Theater Professor Megan Lewis receives UMass Distinguished Teaching Award
Monday, March 30, 2015
Monday, March 30, 2015
The College of Humanities and Fine Arts and the Department of Theater are proud to announce that Professor Megan Lewis has received the UMass Distinguished Teaching Award, a university-wide honor granted to only a select handful of faculty members annually. Lewis is the first member of the theater faculty to receive the award since the late Doris Abramson, a department founding member, received it in 1978.
Lewis, who joined the department in the 2011-2012 school year, received the award on the strength of her passion and skill for teaching both general education and advanced theater courses, her embrace of modern technologies to engage students, and a breadth of course topics that ranges from the arts in South Africa to drama and the media. Student reviews of her classes consistently speak to her enthusiasm and also mention the way Lewis successfully encourages students to engage with potentially intimidating or hot-button topics. “Professor Lewis made this class of 80 feel like a class of 20,” one student said.

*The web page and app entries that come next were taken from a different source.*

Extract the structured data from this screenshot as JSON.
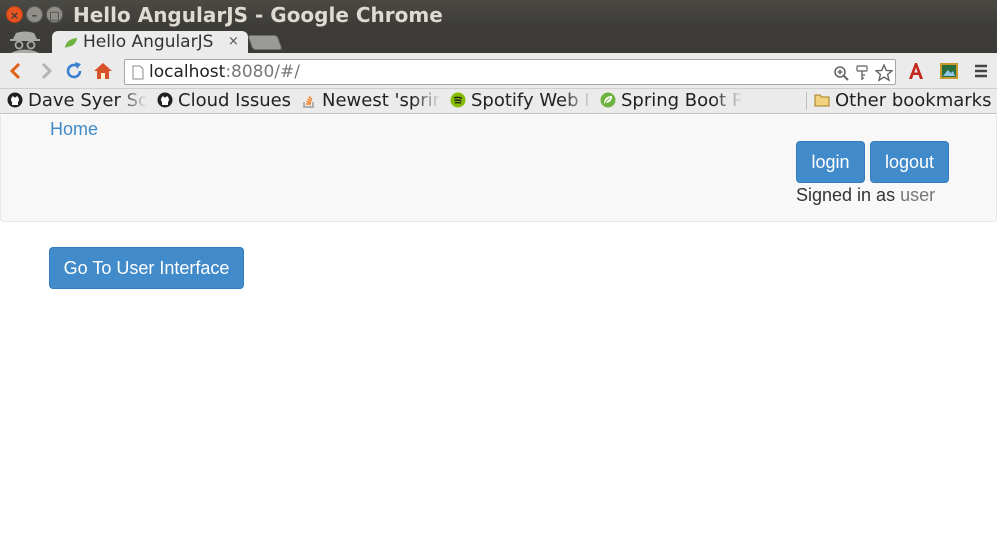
{
  "window": {
    "title": "Hello AngularJS - Google Chrome",
    "close_glyph": "×",
    "min_glyph": "–",
    "max_glyph": "□"
  },
  "tabs": [
    {
      "label": "Hello AngularJS",
      "close_glyph": "×",
      "icon": "spring-leaf-icon"
    }
  ],
  "toolbar": {
    "url_host": "localhost",
    "url_rest": ":8080/#/",
    "icons": [
      "back-icon",
      "forward-icon",
      "reload-icon",
      "home-icon",
      "page-icon",
      "zoom-icon",
      "key-icon",
      "star-icon",
      "acrobat-icon",
      "image-ext-icon",
      "menu-icon"
    ]
  },
  "bookmarks": {
    "items": [
      {
        "label": "Dave Syer Sc",
        "icon": "github-icon"
      },
      {
        "label": "Cloud Issues",
        "icon": "github-icon"
      },
      {
        "label": "Newest 'sprir",
        "icon": "stackoverflow-icon"
      },
      {
        "label": "Spotify Web I",
        "icon": "spotify-icon"
      },
      {
        "label": "Spring Boot R",
        "icon": "spring-icon"
      }
    ],
    "other": "Other bookmarks"
  },
  "page": {
    "nav": {
      "home": "Home",
      "login": "login",
      "logout": "logout",
      "signed_in_prefix": "Signed in as",
      "username": "user"
    },
    "main": {
      "ui_button": "Go To User Interface"
    }
  },
  "colors": {
    "primary": "#428bca",
    "titlebar": "#3c3b37",
    "close": "#e95420"
  }
}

Megan is a consummate teacher, an inspiration in her classrooms who is always committed to honing her skills so that she can impact each new generation of students. She has curricular vision and has developed some thrilling new courses for our department and this university. It is an incredible honor for a pre-tenure faculty member like Professor Lewis receive this award. I believe it stands as an exemplar of how faculty in the arts can make a significant and impactful difference in the lives of the students on this campus and I offer her my congratulations.
Lewis originally hails from South Africa but has lived in the United States for many years. She came to UMass Amherst by way of Minnesota; she received her PhD in theater from the University of Minnesota, where she also taught theater, media and film courses for several years. Lewis’s areas of interest as a teacher and scholar include the staging of national identity, gender, and race in a variety of performance media—including monuments and public pageants, traditional staged texts, and documentary and narrative films. Her book Magnet Theatre: Three Decades of Making Space a collection of essays and interviews about Cape Town-based Magnet Theatre's 25 years of theatremaking in South Africa she is co-editing with Anton Krueger of Rhodes University, is due out in early 2016 from Intellect Books and UNISA (Univ of South Africa). A manuscript, A Whitely Nation: Performing and Reforming the Afrikaner in South African Theatrical and Public Life, is currently in review.
Honoring individual excellence, the campus-wide Distinguished Teaching Award is highly competitive and prestigious. Only current students and alumni may nominate faculty for this award. Each year faculty, graduate, and undergraduate student committees review more than 100 nominations in a two-step process of data collection and analysis prior to selecting three faculty and two teaching assistant awardees. Recipients receive a monetary prize and are recognized at both the undergraduate and graduate commencements.